Work to be completed ->
All records are to be reproduced verbatim, with images omitted.

Top of Record extracts

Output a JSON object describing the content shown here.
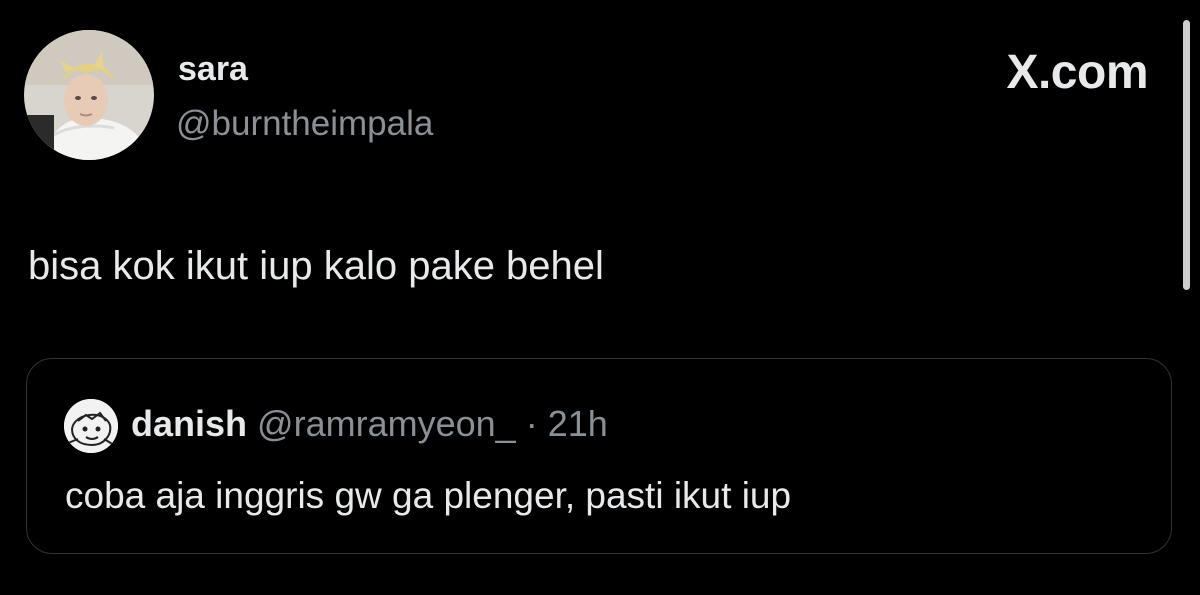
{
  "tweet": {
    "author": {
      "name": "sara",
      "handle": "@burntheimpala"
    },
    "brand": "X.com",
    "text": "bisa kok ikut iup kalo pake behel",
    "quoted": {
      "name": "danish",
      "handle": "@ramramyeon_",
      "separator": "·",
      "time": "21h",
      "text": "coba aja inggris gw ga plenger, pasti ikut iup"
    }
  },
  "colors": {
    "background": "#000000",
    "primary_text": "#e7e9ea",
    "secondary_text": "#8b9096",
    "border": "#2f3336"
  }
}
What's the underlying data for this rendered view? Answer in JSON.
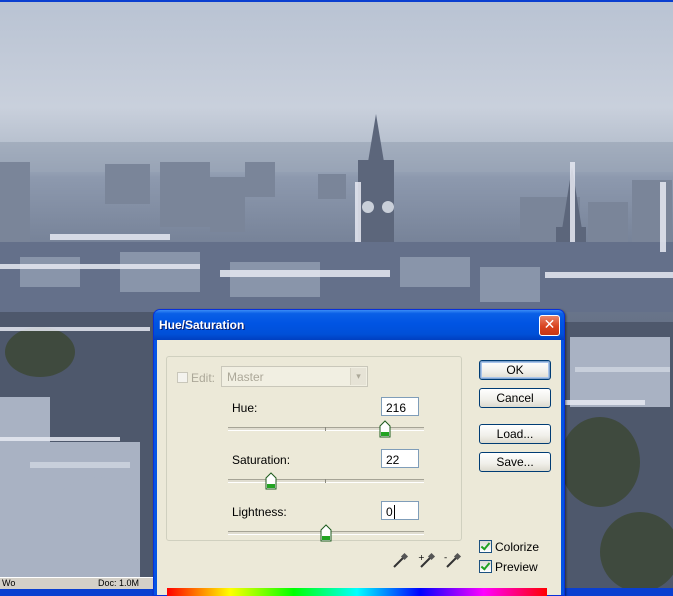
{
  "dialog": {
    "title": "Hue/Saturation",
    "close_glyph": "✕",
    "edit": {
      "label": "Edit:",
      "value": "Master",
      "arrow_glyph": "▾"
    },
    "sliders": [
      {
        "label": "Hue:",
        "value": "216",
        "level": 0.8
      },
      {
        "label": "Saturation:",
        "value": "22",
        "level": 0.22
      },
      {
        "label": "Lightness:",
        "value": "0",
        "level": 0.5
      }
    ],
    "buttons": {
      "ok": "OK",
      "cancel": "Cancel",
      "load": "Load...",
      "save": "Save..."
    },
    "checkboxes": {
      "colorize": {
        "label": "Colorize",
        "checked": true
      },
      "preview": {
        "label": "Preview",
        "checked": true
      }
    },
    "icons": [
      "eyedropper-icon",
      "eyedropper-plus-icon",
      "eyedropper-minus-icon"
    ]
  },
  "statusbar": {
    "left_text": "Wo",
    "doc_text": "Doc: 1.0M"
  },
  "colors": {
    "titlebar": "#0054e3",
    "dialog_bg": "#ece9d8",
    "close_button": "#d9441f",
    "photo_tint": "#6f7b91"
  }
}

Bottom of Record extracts

Result of the exercise ->
Output a JSON object describing the content shown here.
{
  "tweet": {
    "author": {
      "name": "sara",
      "handle": "@burntheimpala"
    },
    "brand": "X.com",
    "text": "bisa kok ikut iup kalo pake behel",
    "quoted": {
      "name": "danish",
      "handle": "@ramramyeon_",
      "separator": "·",
      "time": "21h",
      "text": "coba aja inggris gw ga plenger, pasti ikut iup"
    }
  },
  "colors": {
    "background": "#000000",
    "primary_text": "#e7e9ea",
    "secondary_text": "#8b9096",
    "border": "#2f3336"
  }
}
What's the underlying data for this rendered view? Answer in JSON.
{
  "dialog": {
    "title": "Hue/Saturation",
    "close_glyph": "✕",
    "edit": {
      "label": "Edit:",
      "value": "Master",
      "arrow_glyph": "▾"
    },
    "sliders": [
      {
        "label": "Hue:",
        "value": "216",
        "level": 0.8
      },
      {
        "label": "Saturation:",
        "value": "22",
        "level": 0.22
      },
      {
        "label": "Lightness:",
        "value": "0",
        "level": 0.5
      }
    ],
    "buttons": {
      "ok": "OK",
      "cancel": "Cancel",
      "load": "Load...",
      "save": "Save..."
    },
    "checkboxes": {
      "colorize": {
        "label": "Colorize",
        "checked": true
      },
      "preview": {
        "label": "Preview",
        "checked": true
      }
    },
    "icons": [
      "eyedropper-icon",
      "eyedropper-plus-icon",
      "eyedropper-minus-icon"
    ]
  },
  "statusbar": {
    "left_text": "Wo",
    "doc_text": "Doc: 1.0M"
  },
  "colors": {
    "titlebar": "#0054e3",
    "dialog_bg": "#ece9d8",
    "close_button": "#d9441f",
    "photo_tint": "#6f7b91"
  }
}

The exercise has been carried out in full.